[SUPPLIED DATA]

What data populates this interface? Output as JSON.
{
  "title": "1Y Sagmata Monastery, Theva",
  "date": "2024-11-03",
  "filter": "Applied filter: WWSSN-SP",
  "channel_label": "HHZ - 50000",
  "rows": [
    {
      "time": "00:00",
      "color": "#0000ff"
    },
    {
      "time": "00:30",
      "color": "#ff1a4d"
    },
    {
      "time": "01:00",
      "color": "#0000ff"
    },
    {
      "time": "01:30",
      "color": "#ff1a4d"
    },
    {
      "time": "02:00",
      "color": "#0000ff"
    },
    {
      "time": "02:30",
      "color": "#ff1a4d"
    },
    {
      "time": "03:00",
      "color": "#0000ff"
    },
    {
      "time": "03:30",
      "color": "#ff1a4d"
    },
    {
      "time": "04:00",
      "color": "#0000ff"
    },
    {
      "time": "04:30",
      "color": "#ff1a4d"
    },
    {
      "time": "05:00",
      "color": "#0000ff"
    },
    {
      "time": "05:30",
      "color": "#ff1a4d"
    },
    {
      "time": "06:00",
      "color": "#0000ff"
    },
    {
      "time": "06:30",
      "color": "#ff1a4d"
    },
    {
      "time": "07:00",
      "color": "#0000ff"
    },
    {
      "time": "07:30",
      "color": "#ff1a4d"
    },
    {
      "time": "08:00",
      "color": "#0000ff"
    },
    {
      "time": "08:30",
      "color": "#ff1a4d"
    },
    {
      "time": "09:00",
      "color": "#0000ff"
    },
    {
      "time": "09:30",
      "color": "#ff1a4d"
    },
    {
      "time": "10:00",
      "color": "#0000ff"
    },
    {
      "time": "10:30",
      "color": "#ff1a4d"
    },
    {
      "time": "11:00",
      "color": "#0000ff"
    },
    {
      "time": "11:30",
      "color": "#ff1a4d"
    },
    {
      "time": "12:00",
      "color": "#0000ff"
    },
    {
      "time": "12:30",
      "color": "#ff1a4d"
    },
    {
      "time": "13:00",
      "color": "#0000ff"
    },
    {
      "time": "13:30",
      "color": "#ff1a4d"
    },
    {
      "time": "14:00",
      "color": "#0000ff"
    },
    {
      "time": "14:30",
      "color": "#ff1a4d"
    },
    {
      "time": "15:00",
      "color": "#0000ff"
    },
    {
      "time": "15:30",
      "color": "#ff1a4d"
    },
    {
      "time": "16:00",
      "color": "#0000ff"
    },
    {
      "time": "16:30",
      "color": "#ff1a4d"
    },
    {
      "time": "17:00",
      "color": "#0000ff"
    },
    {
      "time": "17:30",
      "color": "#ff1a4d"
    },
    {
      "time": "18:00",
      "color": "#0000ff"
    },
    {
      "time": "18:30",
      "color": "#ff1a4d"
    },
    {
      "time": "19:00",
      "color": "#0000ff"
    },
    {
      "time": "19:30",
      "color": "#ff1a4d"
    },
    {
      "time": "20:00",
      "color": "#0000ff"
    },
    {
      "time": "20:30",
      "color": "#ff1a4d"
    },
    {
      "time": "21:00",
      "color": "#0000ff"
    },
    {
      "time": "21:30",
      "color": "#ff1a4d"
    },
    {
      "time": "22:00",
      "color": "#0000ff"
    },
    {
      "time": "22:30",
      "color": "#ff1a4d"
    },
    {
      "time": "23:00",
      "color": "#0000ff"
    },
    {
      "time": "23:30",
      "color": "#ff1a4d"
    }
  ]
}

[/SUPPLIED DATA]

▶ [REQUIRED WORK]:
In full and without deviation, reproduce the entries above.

▶ [SOLVED PROBLEM]:
What data populates this interface? Output as JSON.
{
  "title": "1Y Sagmata Monastery, Theva",
  "date": "2024-11-03",
  "filter": "Applied filter: WWSSN-SP",
  "channel_label": "HHZ - 50000",
  "rows": [
    {
      "time": "00:00",
      "color": "#0000ff"
    },
    {
      "time": "00:30",
      "color": "#ff1a4d"
    },
    {
      "time": "01:00",
      "color": "#0000ff"
    },
    {
      "time": "01:30",
      "color": "#ff1a4d"
    },
    {
      "time": "02:00",
      "color": "#0000ff"
    },
    {
      "time": "02:30",
      "color": "#ff1a4d"
    },
    {
      "time": "03:00",
      "color": "#0000ff"
    },
    {
      "time": "03:30",
      "color": "#ff1a4d"
    },
    {
      "time": "04:00",
      "color": "#0000ff"
    },
    {
      "time": "04:30",
      "color": "#ff1a4d"
    },
    {
      "time": "05:00",
      "color": "#0000ff"
    },
    {
      "time": "05:30",
      "color": "#ff1a4d"
    },
    {
      "time": "06:00",
      "color": "#0000ff"
    },
    {
      "time": "06:30",
      "color": "#ff1a4d"
    },
    {
      "time": "07:00",
      "color": "#0000ff"
    },
    {
      "time": "07:30",
      "color": "#ff1a4d"
    },
    {
      "time": "08:00",
      "color": "#0000ff"
    },
    {
      "time": "08:30",
      "color": "#ff1a4d"
    },
    {
      "time": "09:00",
      "color": "#0000ff"
    },
    {
      "time": "09:30",
      "color": "#ff1a4d"
    },
    {
      "time": "10:00",
      "color": "#0000ff"
    },
    {
      "time": "10:30",
      "color": "#ff1a4d"
    },
    {
      "time": "11:00",
      "color": "#0000ff"
    },
    {
      "time": "11:30",
      "color": "#ff1a4d"
    },
    {
      "time": "12:00",
      "color": "#0000ff"
    },
    {
      "time": "12:30",
      "color": "#ff1a4d"
    },
    {
      "time": "13:00",
      "color": "#0000ff"
    },
    {
      "time": "13:30",
      "color": "#ff1a4d"
    },
    {
      "time": "14:00",
      "color": "#0000ff"
    },
    {
      "time": "14:30",
      "color": "#ff1a4d"
    },
    {
      "time": "15:00",
      "color": "#0000ff"
    },
    {
      "time": "15:30",
      "color": "#ff1a4d"
    },
    {
      "time": "16:00",
      "color": "#0000ff"
    },
    {
      "time": "16:30",
      "color": "#ff1a4d"
    },
    {
      "time": "17:00",
      "color": "#0000ff"
    },
    {
      "time": "17:30",
      "color": "#ff1a4d"
    },
    {
      "time": "18:00",
      "color": "#0000ff"
    },
    {
      "time": "18:30",
      "color": "#ff1a4d"
    },
    {
      "time": "19:00",
      "color": "#0000ff"
    },
    {
      "time": "19:30",
      "color": "#ff1a4d"
    },
    {
      "time": "20:00",
      "color": "#0000ff"
    },
    {
      "time": "20:30",
      "color": "#ff1a4d"
    },
    {
      "time": "21:00",
      "color": "#0000ff"
    },
    {
      "time": "21:30",
      "color": "#ff1a4d"
    },
    {
      "time": "22:00",
      "color": "#0000ff"
    },
    {
      "time": "22:30",
      "color": "#ff1a4d"
    },
    {
      "time": "23:00",
      "color": "#0000ff"
    },
    {
      "time": "23:30",
      "color": "#ff1a4d"
    }
  ]
}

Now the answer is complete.